There's only one word to describe the flavors in Allison Bailey's house -- hot.
That's because the Arnold resident has sauces made from some of the hottest peppers in the world sitting in her dining room, and she's selling them to those who hunger for the heat.
With names like the Delaware Destroyer, Hot Buns on the Beach, Dave's Gourmet Insanity Sauce, and Ho Ho Hot, the sauces are selling nationwide from gourmet restaurants to lingerie shops.
Mrs. Bailey's parents, brother and sister recently recruited her to be the Maryland representative for Peppers, a store they run in Dewey Beach, Del., where they collect sauces from around the world.
"I just quit my job and said I'm ready to do it," the former real estate agent said.
Her first attempt to push the sauce will be this weekend at the 15th annual Ulmstead Showcase Craft Show. The fair will feature hand-painted clothing and other crafts, baked goods, and Mrs. Bailey's sauces.
Organizers hope to raise about $500 for the Hospice of the Anne Arundel Medical Center.
Mrs. Bailey plans to bring about 30 different types of sauces for visitors to sample. She will be selling gift baskets wrapped in hot-pepper-decorated cellophane and filled with sauces, hot peanuts, candies and other goodies. One basket, made by disabled workers at the Providence Center in Arnold, comes with chips and a salsa bowl.
Mrs. Bailey said the family's passion for peppers began about eight years ago as a hobby for her parents, who own the Starboard, a boardwalk restaurant where they hold Bloody Mary smorgasbords on the weekends.

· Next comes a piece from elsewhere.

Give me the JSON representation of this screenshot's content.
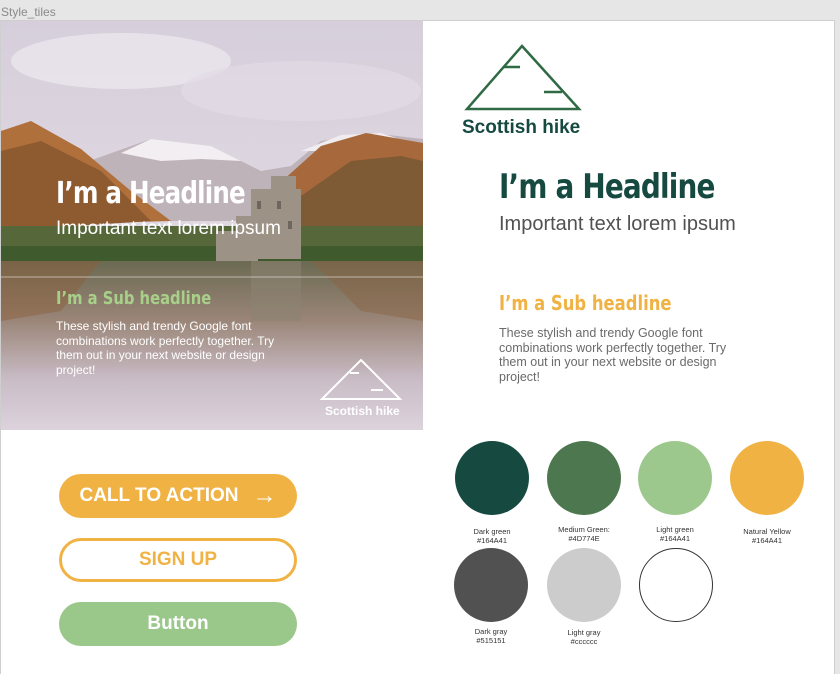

They eventually began collecting hot sauces and vodkas and got the idea for Peppers when customers said they liked the drinks, but wanted to have the sauces.
Today they have more than 2,400 different kinds of hot sauce -- the largest collection in the world, according to Chili Pepper magazine.
"We have chili-heads coming from all over to taste these sauces," said Chip Hearn, Mrs. Bailey's brother.
"People are absolutely addicted to it. It's a riot," Mrs. Bailey agreed.
According to Mr. Hearn, the addiction is not only in people's minds.
A chemical in peppers causes the brain to think the mouth is being burned, and the brain releases endorphins to ease the pain.
"You feel the hot of the pepper, and you sweat a little bit, and then you feel really good," said Mr. Hearn. "You can become addicted to the endorphin rush you get."
The Ulmstead Showcase Craft Show will be at the barn on Lynch Road 9 a.m. to 7 p.m. Saturday and 11 a.m. to 7 p.m. Sunday.